§ TASK DESCRIPTION
For the entries that appear below, write out the exact text and omit the pictures.

§ LISTED ENTRIES
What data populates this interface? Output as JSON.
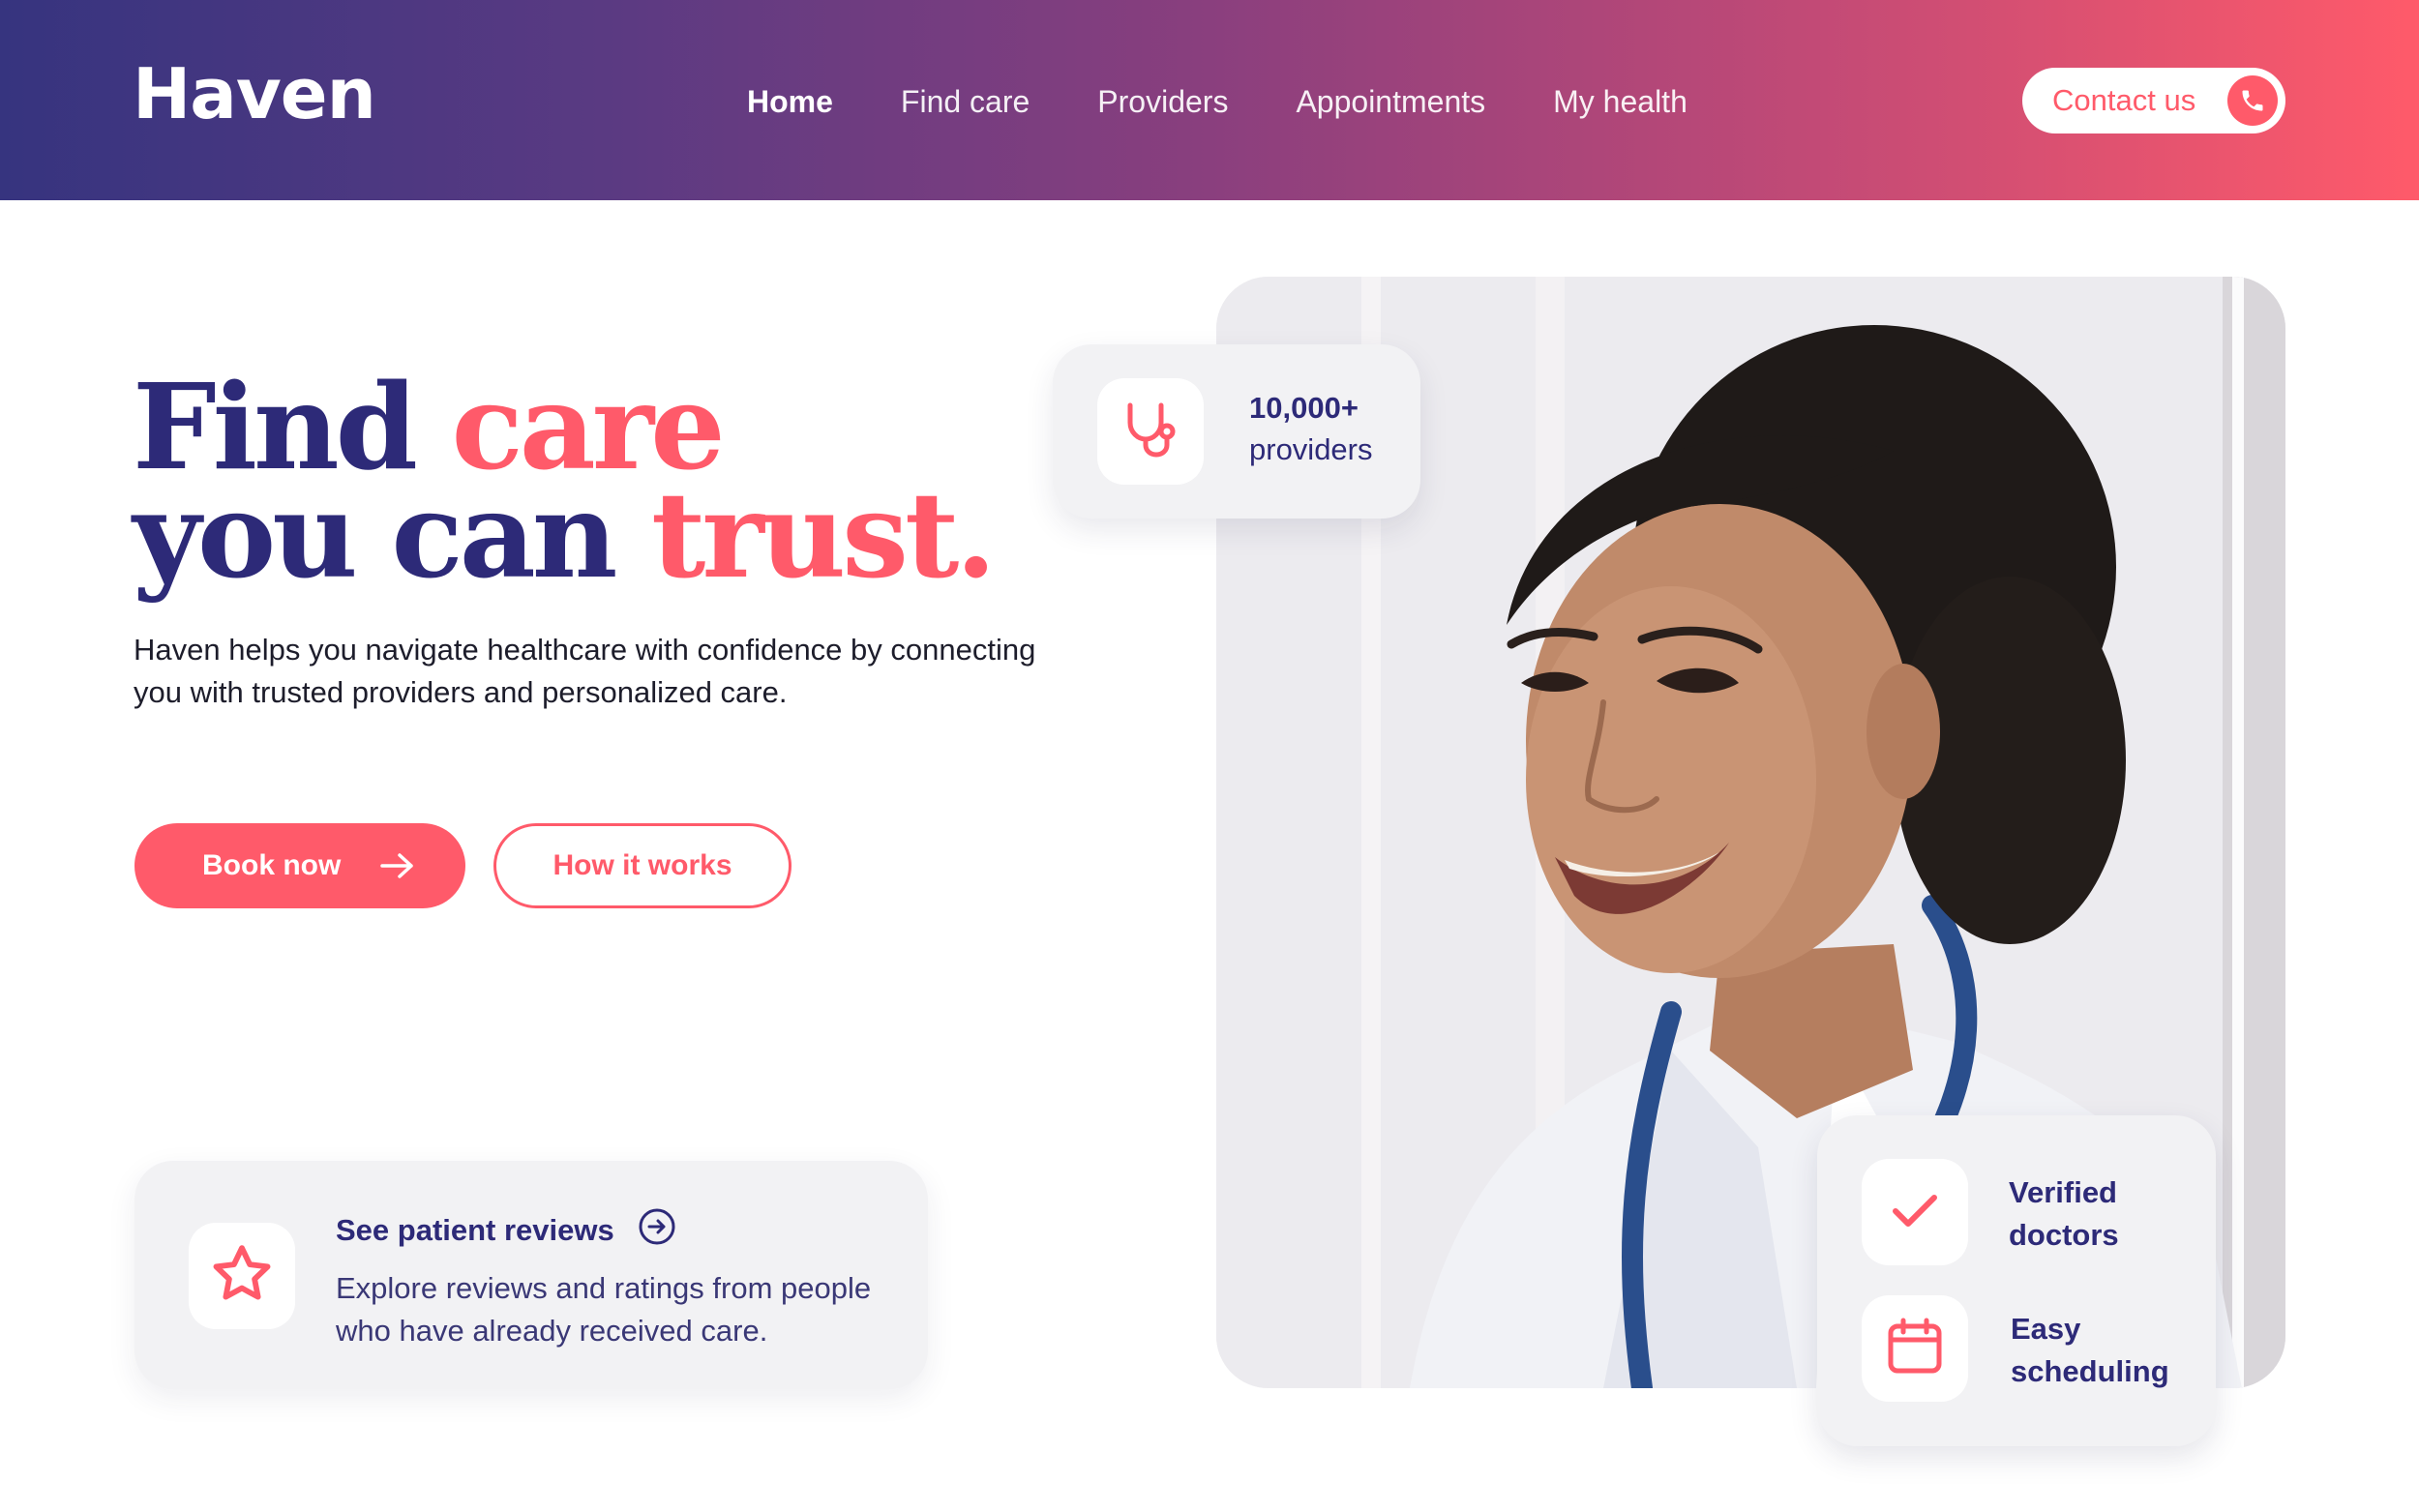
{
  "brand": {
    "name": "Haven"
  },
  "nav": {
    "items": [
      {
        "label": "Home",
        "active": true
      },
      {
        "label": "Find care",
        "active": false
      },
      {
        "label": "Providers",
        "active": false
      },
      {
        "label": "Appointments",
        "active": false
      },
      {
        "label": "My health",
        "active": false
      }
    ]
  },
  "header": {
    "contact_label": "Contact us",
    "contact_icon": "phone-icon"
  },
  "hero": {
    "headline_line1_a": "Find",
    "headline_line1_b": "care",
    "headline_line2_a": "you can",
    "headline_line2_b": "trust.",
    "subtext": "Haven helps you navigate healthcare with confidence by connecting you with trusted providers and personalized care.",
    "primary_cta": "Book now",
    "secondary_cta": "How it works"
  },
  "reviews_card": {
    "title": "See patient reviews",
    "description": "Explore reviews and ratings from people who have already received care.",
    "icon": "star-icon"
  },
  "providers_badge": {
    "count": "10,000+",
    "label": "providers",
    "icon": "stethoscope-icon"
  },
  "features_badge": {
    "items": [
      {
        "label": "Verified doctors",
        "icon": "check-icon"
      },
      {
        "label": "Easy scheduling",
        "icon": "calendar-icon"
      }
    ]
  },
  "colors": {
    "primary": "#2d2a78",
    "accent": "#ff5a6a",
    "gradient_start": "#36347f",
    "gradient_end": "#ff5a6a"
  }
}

§ ANSWER BELOW
What data populates this interface? Output as JSON.
{
  "brand": {
    "name": "Haven"
  },
  "nav": {
    "items": [
      {
        "label": "Home",
        "active": true
      },
      {
        "label": "Find care",
        "active": false
      },
      {
        "label": "Providers",
        "active": false
      },
      {
        "label": "Appointments",
        "active": false
      },
      {
        "label": "My health",
        "active": false
      }
    ]
  },
  "header": {
    "contact_label": "Contact us",
    "contact_icon": "phone-icon"
  },
  "hero": {
    "headline_line1_a": "Find",
    "headline_line1_b": "care",
    "headline_line2_a": "you can",
    "headline_line2_b": "trust.",
    "subtext": "Haven helps you navigate healthcare with confidence by connecting you with trusted providers and personalized care.",
    "primary_cta": "Book now",
    "secondary_cta": "How it works"
  },
  "reviews_card": {
    "title": "See patient reviews",
    "description": "Explore reviews and ratings from people who have already received care.",
    "icon": "star-icon"
  },
  "providers_badge": {
    "count": "10,000+",
    "label": "providers",
    "icon": "stethoscope-icon"
  },
  "features_badge": {
    "items": [
      {
        "label": "Verified doctors",
        "icon": "check-icon"
      },
      {
        "label": "Easy scheduling",
        "icon": "calendar-icon"
      }
    ]
  },
  "colors": {
    "primary": "#2d2a78",
    "accent": "#ff5a6a",
    "gradient_start": "#36347f",
    "gradient_end": "#ff5a6a"
  }
}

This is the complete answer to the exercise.